There are two cybersecurity certification programmes offered in addition to associate’s and bachelor’s degree programmes at the University of Montana’s affiliated colleges.

Missoula College offers two campus-based certification programmes that are based on a subset of the associate’s degree programmes described above. According to the institution, the purpose of this certification programme is to provide students with a basic understanding of cybersecurity.

“The curriculum is based upon the Core Knowledge Units developed by the National Security Agency (NSA) and the Department of Homeland Security (DHS). Students will gain skills in basic data analysis; programming; networking concepts; IT systems components; system administration; fundamental security design principles; cyber-threats and cyber-defense; cryptography; and policy, legal, ethics, and compliance.”

Students who finish the programme will receive a certificate in cybersecurity technical skills or a certificate in cybersecurity technical studies (depending on what course are completed).

SchoolCityProgram Website
Missoula CollegeMissoulaAssociate of Applied Science – Network Administration & Security option
University of MontanaMissoulaBS in Cybersecurity
University of MontanaMissoulaCybersecurity Management Certificate
University of MontanaMissoulaCertificate of Technical Studies in Cybersecurity

Cybersecurity Jobs in Montana

There is a national scarcity of cybersecurity workers, and Montana is no exception. While Montana does not have any of the significant businesses or industries — such as military contracting, aerospace, or information technology — it still has a need for a well-trained cybersecurity workforce, just like the rest of the country.

Montana has roughly 814 cybersecurity job vacancies, according to Cyberseek. In comparison, the state employs approximately 2517 persons in cybersecurity-related positions.

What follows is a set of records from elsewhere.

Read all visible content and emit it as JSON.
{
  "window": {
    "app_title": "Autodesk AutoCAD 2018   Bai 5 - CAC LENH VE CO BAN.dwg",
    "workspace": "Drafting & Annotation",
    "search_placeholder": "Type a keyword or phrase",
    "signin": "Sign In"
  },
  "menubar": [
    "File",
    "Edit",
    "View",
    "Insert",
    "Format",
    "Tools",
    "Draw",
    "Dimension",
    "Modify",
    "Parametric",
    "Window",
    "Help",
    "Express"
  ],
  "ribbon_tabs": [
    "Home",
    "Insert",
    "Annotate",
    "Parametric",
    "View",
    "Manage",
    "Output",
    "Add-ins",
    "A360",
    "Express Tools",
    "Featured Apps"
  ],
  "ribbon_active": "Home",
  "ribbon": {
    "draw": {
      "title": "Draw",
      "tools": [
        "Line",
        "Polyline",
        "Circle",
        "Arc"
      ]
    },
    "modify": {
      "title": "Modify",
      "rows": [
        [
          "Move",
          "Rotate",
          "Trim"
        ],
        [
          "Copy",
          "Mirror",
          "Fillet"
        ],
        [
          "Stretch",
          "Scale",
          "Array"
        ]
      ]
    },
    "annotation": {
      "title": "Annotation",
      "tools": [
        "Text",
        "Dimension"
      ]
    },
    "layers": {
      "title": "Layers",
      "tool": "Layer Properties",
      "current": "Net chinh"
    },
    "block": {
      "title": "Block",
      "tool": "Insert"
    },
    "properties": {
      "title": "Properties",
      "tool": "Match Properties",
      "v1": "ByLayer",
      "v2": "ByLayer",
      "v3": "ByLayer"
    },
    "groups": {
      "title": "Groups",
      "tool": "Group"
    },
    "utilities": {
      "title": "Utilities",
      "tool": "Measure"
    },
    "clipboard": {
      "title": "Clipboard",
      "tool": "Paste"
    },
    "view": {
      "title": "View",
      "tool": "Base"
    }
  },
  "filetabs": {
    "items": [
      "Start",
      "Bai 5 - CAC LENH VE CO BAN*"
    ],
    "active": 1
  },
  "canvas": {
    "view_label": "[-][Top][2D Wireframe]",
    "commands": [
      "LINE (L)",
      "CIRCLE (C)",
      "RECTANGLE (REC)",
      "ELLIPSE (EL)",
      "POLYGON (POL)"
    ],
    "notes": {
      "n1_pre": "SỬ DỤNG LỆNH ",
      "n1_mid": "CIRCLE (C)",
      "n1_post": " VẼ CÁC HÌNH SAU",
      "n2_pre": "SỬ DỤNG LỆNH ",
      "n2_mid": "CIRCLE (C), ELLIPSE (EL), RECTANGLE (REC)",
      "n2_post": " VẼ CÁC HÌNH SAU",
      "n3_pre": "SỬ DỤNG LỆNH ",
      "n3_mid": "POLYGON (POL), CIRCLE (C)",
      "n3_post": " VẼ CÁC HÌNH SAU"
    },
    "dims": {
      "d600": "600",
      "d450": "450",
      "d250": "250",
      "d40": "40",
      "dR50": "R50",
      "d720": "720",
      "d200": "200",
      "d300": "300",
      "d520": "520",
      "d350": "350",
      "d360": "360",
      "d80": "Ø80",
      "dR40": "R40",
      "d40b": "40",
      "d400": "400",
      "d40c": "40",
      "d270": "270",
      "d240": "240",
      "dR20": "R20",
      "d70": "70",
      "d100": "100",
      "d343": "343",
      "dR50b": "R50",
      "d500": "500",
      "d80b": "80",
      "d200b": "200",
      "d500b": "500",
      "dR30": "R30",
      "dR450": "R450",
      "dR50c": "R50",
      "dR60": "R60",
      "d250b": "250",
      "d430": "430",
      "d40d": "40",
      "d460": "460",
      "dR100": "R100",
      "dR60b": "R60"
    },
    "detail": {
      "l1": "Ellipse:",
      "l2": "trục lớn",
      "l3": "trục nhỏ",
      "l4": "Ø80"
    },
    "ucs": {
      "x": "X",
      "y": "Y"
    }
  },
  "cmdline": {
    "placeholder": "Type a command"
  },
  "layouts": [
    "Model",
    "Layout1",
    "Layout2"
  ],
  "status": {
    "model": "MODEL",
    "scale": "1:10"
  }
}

The following are some more important Montana cybersecurity employment statistics:

  • Montana has an extremely limited supply of cybersecurity professionals. The workforce supply/demand ratio (the number of cybersecurity workers available for each open position) is 3.1. The national average is 2.0, which is a poor sign in and of itself.
  • There are few personnel available in any geographic region due to some of the variables discussed previously, particularly the absence of past information technology employment and the fact that Montana only has a few cybersecurity training and degree programmes. Montana has a location quotient of 0.6, whereas the national average is 1.0.

The following are some of the most common cybersecurity job titles in Montana:

  • Cybersecurity engineer
  • Cybersecurity analyst
  • Penetration tester (or ethical hacker)
  • Cybersecurity manager/administrator
  • Network engineer/architect

According to the Bureau of Labor Statistics, the average hourly compensation for a security analyst in Montana in 2018 was $31.15, with an average yearly salary of $64,790.

Cybersecurity in Montana

Montana is a state that is changing its economy, despite not being historically recognised for its technological scene.

As the internet and digital technologies become more integrated into people’s daily lives, cybersecurity will continue to be in demand — and a trained workforce will be required to fill those positions, regardless of location.

The state is providing unique possibilities for those with digital skills through its training and education programmes at Montana’s universities, as well as state-level efforts geared at teaching the next generation to guard against cybersecurity risks.

Jennifer Thomas
Jennifer Thomas is the Co-founder and Chief Business Development Officer at Cybers Guards. Prior to that, She was responsible for leading its Cyber Security Practice and Cyber Security Operations Center, which provided managed security services.